-- What is being asked --
How many lines in the data below include the word "chevron"? Respond with the number, nothing more.

§

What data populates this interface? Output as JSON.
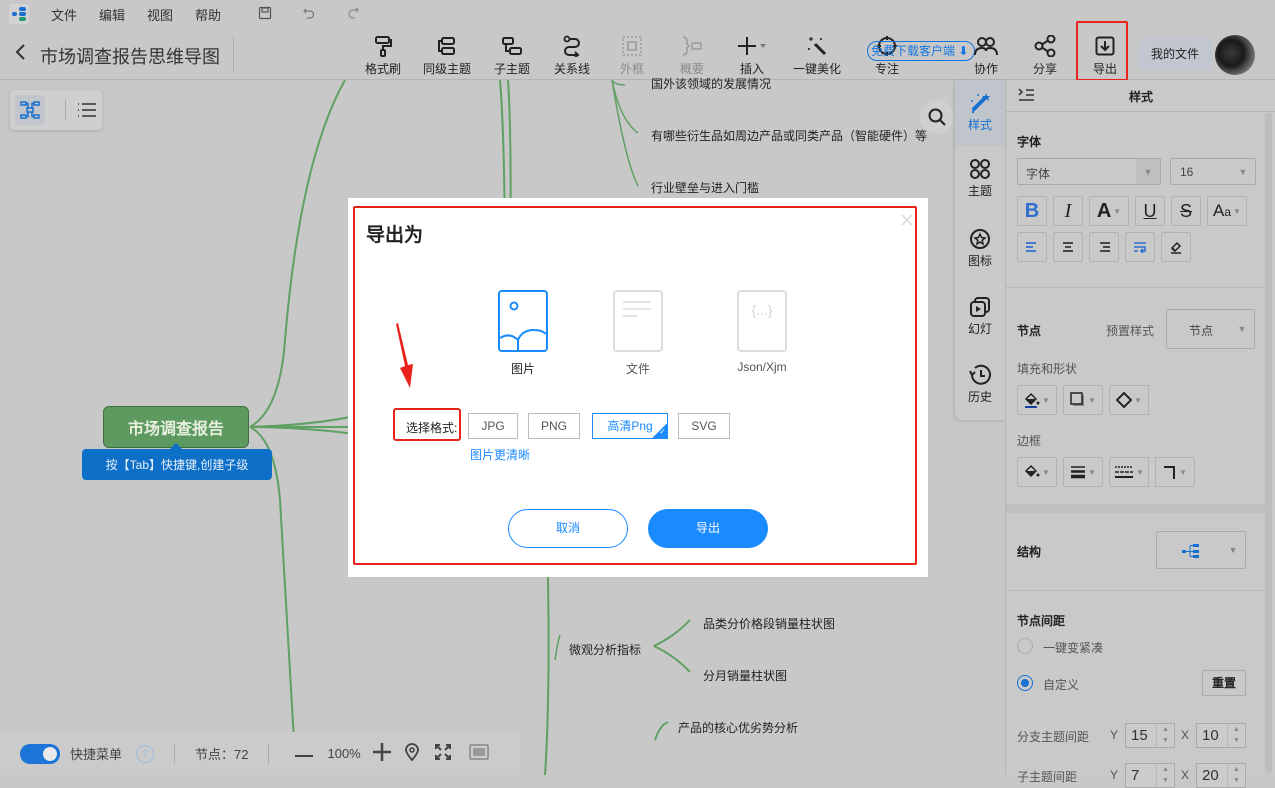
{
  "menubar": {
    "items": [
      "文件",
      "编辑",
      "视图",
      "帮助"
    ],
    "icons": [
      "save-icon",
      "undo-icon",
      "redo-icon"
    ]
  },
  "header": {
    "back_icon": "chevron-left-icon",
    "title": "市场调查报告思维导图"
  },
  "toolbar": {
    "tools": [
      {
        "label": "格式刷",
        "icon": "paint-roller-icon",
        "disabled": false
      },
      {
        "label": "同级主题",
        "icon": "sibling-topic-icon",
        "disabled": false
      },
      {
        "label": "子主题",
        "icon": "child-topic-icon",
        "disabled": false
      },
      {
        "label": "关系线",
        "icon": "relation-line-icon",
        "disabled": false
      },
      {
        "label": "外框",
        "icon": "boundary-icon",
        "disabled": true
      },
      {
        "label": "概要",
        "icon": "summary-icon",
        "disabled": true
      },
      {
        "label": "插入",
        "icon": "plus-icon",
        "disabled": false
      },
      {
        "label": "一键美化",
        "icon": "magic-wand-icon",
        "disabled": false
      },
      {
        "label": "专注",
        "icon": "focus-icon",
        "disabled": false
      },
      {
        "label": "协作",
        "icon": "users-icon",
        "disabled": false
      },
      {
        "label": "分享",
        "icon": "share-icon",
        "disabled": false
      },
      {
        "label": "导出",
        "icon": "export-icon",
        "disabled": false
      }
    ],
    "download_client": "免费下载客户端",
    "my_files": "我的文件"
  },
  "canvas": {
    "root": "市场调查报告",
    "tab_tip": "按【Tab】快捷键,创建子级",
    "nodes": [
      "国外该领域的发展情况",
      "有哪些衍生品如周边产品或同类产品（智能硬件）等",
      "行业壁垒与进入门槛",
      "微观分析指标",
      "品类分价格段销量柱状图",
      "分月销量柱状图",
      "产品的核心优劣势分析"
    ]
  },
  "statusbar": {
    "quick_menu_label": "快捷菜单",
    "quick_menu_on": true,
    "node_count_label": "节点：72",
    "zoom": "100%"
  },
  "side_tabs": [
    {
      "label": "样式",
      "icon": "style-wand-icon",
      "active": true
    },
    {
      "label": "主题",
      "icon": "theme-grid-icon",
      "active": false
    },
    {
      "label": "图标",
      "icon": "sticker-icon",
      "active": false
    },
    {
      "label": "幻灯",
      "icon": "slides-icon",
      "active": false
    },
    {
      "label": "历史",
      "icon": "history-icon",
      "active": false
    }
  ],
  "panel": {
    "title": "样式",
    "font_section": "字体",
    "font_family_value": "字体",
    "font_size_value": "16",
    "node_section": "节点",
    "preset_style_label": "预置样式",
    "preset_style_value": "节点",
    "fill_shape_label": "填充和形状",
    "border_label": "边框",
    "structure_label": "结构",
    "spacing_section": "节点间距",
    "compact_label": "一键变紧凑",
    "custom_label": "自定义",
    "spacing_mode": "自定义",
    "reset_label": "重置",
    "branch_spacing_label": "分支主题间距",
    "branch_y": "15",
    "branch_x": "10",
    "sub_spacing_label": "子主题间距",
    "sub_y": "7",
    "sub_x": "20",
    "y_label": "Y",
    "x_label": "X"
  },
  "modal": {
    "title": "导出为",
    "file_types": [
      {
        "label": "图片",
        "icon": "image-file-icon",
        "active": true
      },
      {
        "label": "文件",
        "icon": "document-file-icon",
        "active": false
      },
      {
        "label": "Json/Xjm",
        "icon": "json-file-icon",
        "active": false
      }
    ],
    "format_label": "选择格式:",
    "formats": [
      {
        "label": "JPG",
        "selected": false
      },
      {
        "label": "PNG",
        "selected": false
      },
      {
        "label": "高清Png",
        "selected": true
      },
      {
        "label": "SVG",
        "selected": false
      }
    ],
    "format_hint": "图片更清晰",
    "cancel": "取消",
    "export": "导出"
  },
  "colors": {
    "accent": "#1a8aff",
    "annotation_red": "#e8231b",
    "root_node": "#5d9a5f",
    "branch_line": "#5fa063",
    "tip_blue": "#0d6fc8"
  }
}
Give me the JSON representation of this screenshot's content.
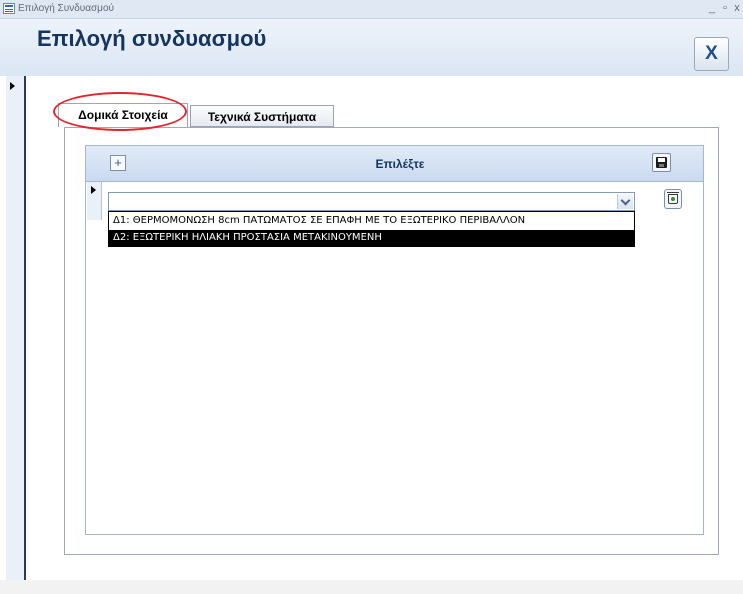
{
  "window": {
    "title": "Επιλογή Συνδυασμού",
    "minimize_label": "_",
    "maximize_label": "▫",
    "close_label": "x"
  },
  "form": {
    "title": "Επιλογή συνδυασμού",
    "close_button_label": "X"
  },
  "tabs": [
    {
      "label": "Δομικά Στοιχεία",
      "active": true,
      "highlighted": true,
      "highlight_color": "#e2262f"
    },
    {
      "label": "Τεχνικά Συστήματα",
      "active": false
    }
  ],
  "subform": {
    "heading": "Επιλέξτε",
    "add_button_label": "+",
    "combo": {
      "value": "",
      "options": [
        {
          "label": "Δ1: ΘΕΡΜΟΜΟΝΩΣΗ 8cm ΠΑΤΩΜΑΤΟΣ  ΣΕ ΕΠΑΦΗ ΜΕ ΤΟ ΕΞΩΤΕΡΙΚΟ ΠΕΡΙΒΑΛΛΟΝ",
          "selected": false
        },
        {
          "label": "Δ2: ΕΞΩΤΕΡΙΚΗ ΗΛΙΑΚΗ ΠΡΟΣΤΑΣΙΑ ΜΕΤΑΚΙΝΟΥΜΕΝΗ",
          "selected": true
        }
      ]
    }
  },
  "icons": {
    "app": "form-icon",
    "add": "plus-icon",
    "save": "save-icon",
    "delete": "trash-icon",
    "dropdown": "chevron-down-icon",
    "record": "record-selector-arrow-icon"
  },
  "colors": {
    "header_gradient_top": "#eef3fa",
    "header_gradient_bottom": "#dbe6f4",
    "title_text": "#15355f",
    "selection_background": "#000000",
    "selection_text": "#ffffff"
  }
}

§

-- Written answer --
2